Senate starts probe on alleged power sector collusion-A A +A
Wednesday, December 18, 2013
SENATORS on Wednesday grilled the Energy Regulatory Commission (ERC) amid allegations of collusion among power producers in the country.
Senator Antonio Trillanes IV, during the joint hearing of the committee on energy and committee on trade, commerce and entrepreneurship, said the several shut downs lately of power plants in Luzon was a reflection of the weak hand of government in the power sector.
Trillanes said it is clearly stated under the Electric Power Industry Reform Act (Epira) that any questionable behavior of possible market manipulation is a violation of Section 45 and therefore can be charged before the court.
"If there is collusion, then they can be held liable under Sec. 45 with a maximum penalty of P50 million and can be place behind bars," he said.

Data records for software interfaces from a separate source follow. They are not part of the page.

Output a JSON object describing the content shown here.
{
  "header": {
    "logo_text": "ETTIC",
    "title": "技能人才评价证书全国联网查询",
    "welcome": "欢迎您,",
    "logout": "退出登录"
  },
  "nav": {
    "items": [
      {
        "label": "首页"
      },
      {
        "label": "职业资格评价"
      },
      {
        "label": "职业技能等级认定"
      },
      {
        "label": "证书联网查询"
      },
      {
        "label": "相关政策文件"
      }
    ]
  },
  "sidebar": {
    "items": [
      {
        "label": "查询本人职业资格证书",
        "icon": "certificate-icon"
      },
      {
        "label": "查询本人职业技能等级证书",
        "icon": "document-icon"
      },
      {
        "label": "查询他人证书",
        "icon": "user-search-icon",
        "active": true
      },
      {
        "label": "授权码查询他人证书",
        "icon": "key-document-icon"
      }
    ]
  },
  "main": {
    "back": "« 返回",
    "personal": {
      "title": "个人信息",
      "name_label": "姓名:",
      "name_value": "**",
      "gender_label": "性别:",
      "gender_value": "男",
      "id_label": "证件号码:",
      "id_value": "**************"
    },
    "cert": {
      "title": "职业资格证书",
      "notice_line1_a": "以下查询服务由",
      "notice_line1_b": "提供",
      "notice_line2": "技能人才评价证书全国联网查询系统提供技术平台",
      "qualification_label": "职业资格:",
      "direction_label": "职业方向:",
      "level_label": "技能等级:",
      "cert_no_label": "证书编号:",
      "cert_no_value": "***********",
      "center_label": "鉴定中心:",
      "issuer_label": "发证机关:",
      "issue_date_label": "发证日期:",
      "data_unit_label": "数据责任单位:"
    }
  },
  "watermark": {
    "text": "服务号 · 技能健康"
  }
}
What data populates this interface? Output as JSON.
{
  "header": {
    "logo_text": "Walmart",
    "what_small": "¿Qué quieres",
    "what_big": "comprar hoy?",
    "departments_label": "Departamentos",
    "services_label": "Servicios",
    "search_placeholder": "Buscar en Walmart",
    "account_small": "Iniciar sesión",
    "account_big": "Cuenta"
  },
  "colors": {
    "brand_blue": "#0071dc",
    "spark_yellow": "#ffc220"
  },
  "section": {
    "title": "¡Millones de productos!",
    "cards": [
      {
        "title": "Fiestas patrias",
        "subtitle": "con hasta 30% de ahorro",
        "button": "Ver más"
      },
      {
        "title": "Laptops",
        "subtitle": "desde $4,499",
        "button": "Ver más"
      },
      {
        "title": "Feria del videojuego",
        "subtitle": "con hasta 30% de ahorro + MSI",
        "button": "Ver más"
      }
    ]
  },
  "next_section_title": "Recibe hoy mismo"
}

He said the Department of Energy (DOE) should set directions while the ERC should be overseeing the several stakeholders in the energy sector.
Meralco president Oscar Reyes said the country's biggest power distributor was forced to buy power from sources, which offers these at high spot prices, because of the shutdown of the power facilities.

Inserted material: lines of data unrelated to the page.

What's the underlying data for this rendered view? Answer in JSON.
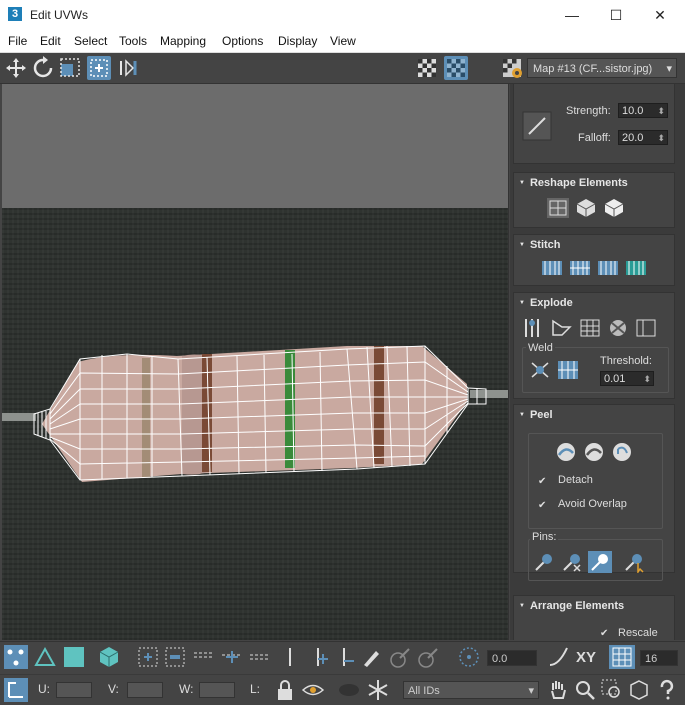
{
  "window": {
    "title": "Edit UVWs",
    "app_icon": "3",
    "minimize": "—",
    "maximize": "☐",
    "close": "✕"
  },
  "menu": [
    "File",
    "Edit",
    "Select",
    "Tools",
    "Mapping",
    "Options",
    "Display",
    "View"
  ],
  "toolbar": {
    "uv_label": "U V",
    "map_dropdown": "Map #13 (CF...sistor.jpg)"
  },
  "panel": {
    "brush": {
      "strength_label": "Strength:",
      "strength_value": "10.0",
      "falloff_label": "Falloff:",
      "falloff_value": "20.0"
    },
    "reshape": {
      "title": "Reshape Elements"
    },
    "stitch": {
      "title": "Stitch"
    },
    "explode": {
      "title": "Explode",
      "weld_label": "Weld",
      "threshold_label": "Threshold:",
      "threshold_value": "0.01"
    },
    "peel": {
      "title": "Peel",
      "detach_label": "Detach",
      "detach_checked": true,
      "avoid_overlap_label": "Avoid Overlap",
      "avoid_overlap_checked": true,
      "pins_label": "Pins:"
    },
    "arrange": {
      "title": "Arrange Elements",
      "rescale_label": "Rescale",
      "rescale_checked": true
    }
  },
  "bottom": {
    "angle_value": "0.0",
    "xy_label": "XY",
    "grid_value": "16",
    "u_label": "U:",
    "v_label": "V:",
    "w_label": "W:",
    "l_label": "L:",
    "ids_value": "All IDs"
  },
  "colors": {
    "accent": "#5d8fb7",
    "panel_bg": "#444444",
    "viewport_top": "#6c6c6c",
    "uv_wire": "#ffffff"
  }
}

But when asked by Trillanes on the possible rollback of electricity rate by April next year, Reyes refused to say anything prompting the senator to call the attention of ERC.
"ERC, kailangan siguro i-review n'yo ito. Maliwanag na pinalulusutan na tayo rito," Trillanes said.
Senate Majority Leader Alan Peter Cayetano asked Meralco if the government will have any gain in this increase.
"Let's just be straight to the Filipino people. Tataas ng P4.15 per kilowatt hour (kwh) at ang P3.44 per kWh pupunta ito sa generation cost. Pero ang P0.71 ay gobyerno ang kukuha nito?" asked Cayetano.
Reyes explained that Meralco has no gain in this increase and was merely following the dictate of the market. He maintained that the small amount that goes to Meralco is merely for transmission.
Meralco's franchise area covers 31 cities and 80 municipalities in Metro Manila and several provinces in Luzon, and is home to 24.7 million people, a fourth of the Philippine population.
Senate President Pro Tempore Ralph Recto asked both the ERC and Meralco the possibility of suspending the scheduled increase considering the present situation of the economy and the allegations of collusion.
ERC chairperson Zenaida Cruz-Ducut, who was present at the Senate hearing on Wednesday, said that they will study this possibility and will give feedback to the senators the soonest time.
Ducut promised to punish those who take advantage of the situation and recover the charges that were passed on to the consumers.
Senator Sergio Osmena III asked Ducut if she was aware of the calculation of loss load estimate for Luzon.
Ducut admitted that she is not aware at all on the exact formula and the supposed reason why the level of reserve, which should be 32 percent, was lowered to 18 percent.
"I'm sorry your honor," Ducut said during the hearing.
Earlier, power producers initially assured the DOE officials they would meet the supply gap expected to be caused by the scheduled monthlong maintenance shutdown of the Malampaya natural gas pipeline, based on DOE preliminary investigation report.
But when the Malampaya pipeline was shut down from November 11 to December 10, the DOE was caught flat-footed as power industry players failed to fulfill their commitments.
While the Malampaya pipeline was shut down, natural gas-using plants that supplied Meralco with power had to shift to more expensive fuel to keep on generating power, jacking up Meralco’s generation charge.
"We agreed to use liquid fuel to maintain supply to avoid power outage but liquefied fuel is more expensive than natural gas from Malampaya," Reyes said during the hearing.
Senators urged their colleagues to seriously consider revisiting the provisions of the Epira, saying that the law has proven to be a failure in lowering the cost of electricity in the country.
Senator Juan Edgardo Angara, who chairs the Senate committee on ways and means, said Congress must try to determine what are the areas that need to be revisited, and where the law was rendered ineffective.
Senator JV Ejercito, who filed Resolution 416, said Epira has failed to protect consumers from the sudden increase of power generation charges and lower electricity rates.
He said the Epira, after 12 years of existence, has also failed to dismantle the cartel and provide inexpensive power supply.
Ejercito said that if the government does not act against the alleged collusion, the power producers will persistently take advantage of the situation.
Senators Trillanes, Ejercito, Angara and Bam Aquino agreed that it is high time that the law is reviewed and possibly amended, to bar corporate greed and abuse of law by power distribution utilities.
Meanwhile, former Senator John Osmeña, Epira author, said that those sitting in the government, specifically the current ERC chief, do not know anything about electric power industry as he blamed former President Gloria Macapagal Arroyo for the power sector mess.
He also called for a review of the law, saying that some of the provisions of the Epira do not match the present times anymore.
"Dapat ipagbawal na ang direct or indirect control or participation of generating utilities by distribution utilities. We should review thoroughly and carefully," Osmeña said. (Camille P. Balagtas/Sunnex)